Plants are largely dormant during the cooler, drier months. Vegetative growth begins when both temperature and soil moisture levels are adequate. In the north, low soil moisture limits growth during the dry season and growth begins with the first major rains. Reproductive development may begin in early February and seed set from late March. In the south, soil moisture may sometimes be adequate during winter but low temperatures limit growth. Most growth generally occurs between mid-October and mid-April. Flowering occurs from late January and seed is released between March and August. H. contortus can produce over 5000 seeds per square metre.
This species has been successfully harvested using both brush and beater harvesters.
Under natural conditions, seeds are probably relatively short-lived. When stored under air-dry conditions, more than 50% of seeds remained viable after three years but less than 5% were viable after four years.
Relatively steady temperatures of 25–30°C are optimum for germination. Removal of the seed from the appendages (glumes (Glume - the empty bracts at the base of a grass spikelet; usually two glumes are present), lemma (Lemma - the outer bracts at the base of a grass spikelet; usually two glumes are present) and palea) increased the germination percentages of fresh seed under laboratory conditions but fresh spikelets gave higher percentages under glasshouse conditions. The spiral awn plays an important role in seed burial in the field.
There is evidence that H. contortus benefits from disturbances that reduce the competition faced by seedlings. Burning in spring tends to be associated with an increased contribution of H. contortus in the pasture. This is due in part to removal of competition.

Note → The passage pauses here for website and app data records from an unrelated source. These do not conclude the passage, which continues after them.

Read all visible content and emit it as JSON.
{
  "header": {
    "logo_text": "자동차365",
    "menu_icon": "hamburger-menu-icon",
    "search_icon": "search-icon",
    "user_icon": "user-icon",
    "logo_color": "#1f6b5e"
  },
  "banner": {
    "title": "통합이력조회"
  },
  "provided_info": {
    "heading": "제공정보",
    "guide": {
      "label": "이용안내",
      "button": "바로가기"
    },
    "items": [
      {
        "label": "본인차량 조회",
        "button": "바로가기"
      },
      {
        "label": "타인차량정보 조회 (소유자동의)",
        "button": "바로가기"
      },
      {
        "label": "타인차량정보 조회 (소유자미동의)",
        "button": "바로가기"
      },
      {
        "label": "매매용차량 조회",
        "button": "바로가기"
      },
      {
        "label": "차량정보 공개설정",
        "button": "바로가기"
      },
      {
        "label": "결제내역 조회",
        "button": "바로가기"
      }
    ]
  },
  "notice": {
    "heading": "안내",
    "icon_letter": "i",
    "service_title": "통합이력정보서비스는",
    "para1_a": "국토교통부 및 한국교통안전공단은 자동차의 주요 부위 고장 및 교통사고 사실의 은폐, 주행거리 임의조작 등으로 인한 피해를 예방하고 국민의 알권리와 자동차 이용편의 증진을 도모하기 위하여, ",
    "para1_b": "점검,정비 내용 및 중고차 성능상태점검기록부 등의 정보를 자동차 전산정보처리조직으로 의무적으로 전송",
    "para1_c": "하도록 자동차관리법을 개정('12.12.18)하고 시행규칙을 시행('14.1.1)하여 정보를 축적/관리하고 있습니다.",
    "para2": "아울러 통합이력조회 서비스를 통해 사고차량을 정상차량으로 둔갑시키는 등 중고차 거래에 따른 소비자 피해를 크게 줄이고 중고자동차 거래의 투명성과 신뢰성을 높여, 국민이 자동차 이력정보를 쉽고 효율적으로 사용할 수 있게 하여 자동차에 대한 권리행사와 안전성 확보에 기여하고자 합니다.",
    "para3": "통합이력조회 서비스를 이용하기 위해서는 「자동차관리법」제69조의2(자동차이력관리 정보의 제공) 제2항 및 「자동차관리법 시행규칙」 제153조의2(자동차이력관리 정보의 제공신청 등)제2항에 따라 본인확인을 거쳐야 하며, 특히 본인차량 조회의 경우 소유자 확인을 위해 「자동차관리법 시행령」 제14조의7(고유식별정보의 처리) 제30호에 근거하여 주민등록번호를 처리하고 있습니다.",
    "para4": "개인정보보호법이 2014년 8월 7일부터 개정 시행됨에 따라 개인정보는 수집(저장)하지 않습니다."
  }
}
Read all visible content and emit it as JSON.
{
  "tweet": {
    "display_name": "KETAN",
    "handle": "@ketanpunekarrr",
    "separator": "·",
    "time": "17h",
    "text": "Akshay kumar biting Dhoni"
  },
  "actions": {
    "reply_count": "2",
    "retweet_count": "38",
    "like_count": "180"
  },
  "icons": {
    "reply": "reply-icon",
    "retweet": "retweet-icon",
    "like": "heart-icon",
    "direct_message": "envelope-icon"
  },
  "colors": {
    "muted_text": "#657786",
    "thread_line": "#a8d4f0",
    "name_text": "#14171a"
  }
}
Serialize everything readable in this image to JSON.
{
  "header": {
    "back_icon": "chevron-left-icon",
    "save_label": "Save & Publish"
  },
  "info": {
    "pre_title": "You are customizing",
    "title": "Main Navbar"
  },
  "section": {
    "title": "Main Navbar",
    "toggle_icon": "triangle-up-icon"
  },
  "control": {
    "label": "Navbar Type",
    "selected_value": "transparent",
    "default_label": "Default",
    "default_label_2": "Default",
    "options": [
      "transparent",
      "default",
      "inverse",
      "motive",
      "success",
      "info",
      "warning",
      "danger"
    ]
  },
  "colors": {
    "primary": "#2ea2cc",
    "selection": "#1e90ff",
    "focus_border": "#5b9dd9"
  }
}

Many areas that came to be dominated by H. contortus were dominated by Themeda triandra prior to the introduction of domestic stock. This suggests that H. contortus is relatively tolerant of grazing. Under continuous heavy grazing however, H. contortus declines. H. contortus is most susceptible to grazing in the early part of the wet season. One recommendation for long-term maintenance of H. contortus pastures, is that utilisation rates not exceed 30%. Fire can be a useful tool for control of shrubs and less desirable grasses (e.g. Aristida spp.). Burning in spring every 2–4 years may be helpful but a burning programme should be tailored to specific circumstances.
H. contortus is a relatively short-lived perennial. Grazing pressure influences survival of individual tussocks. Under light grazing, individual plants can live for several years.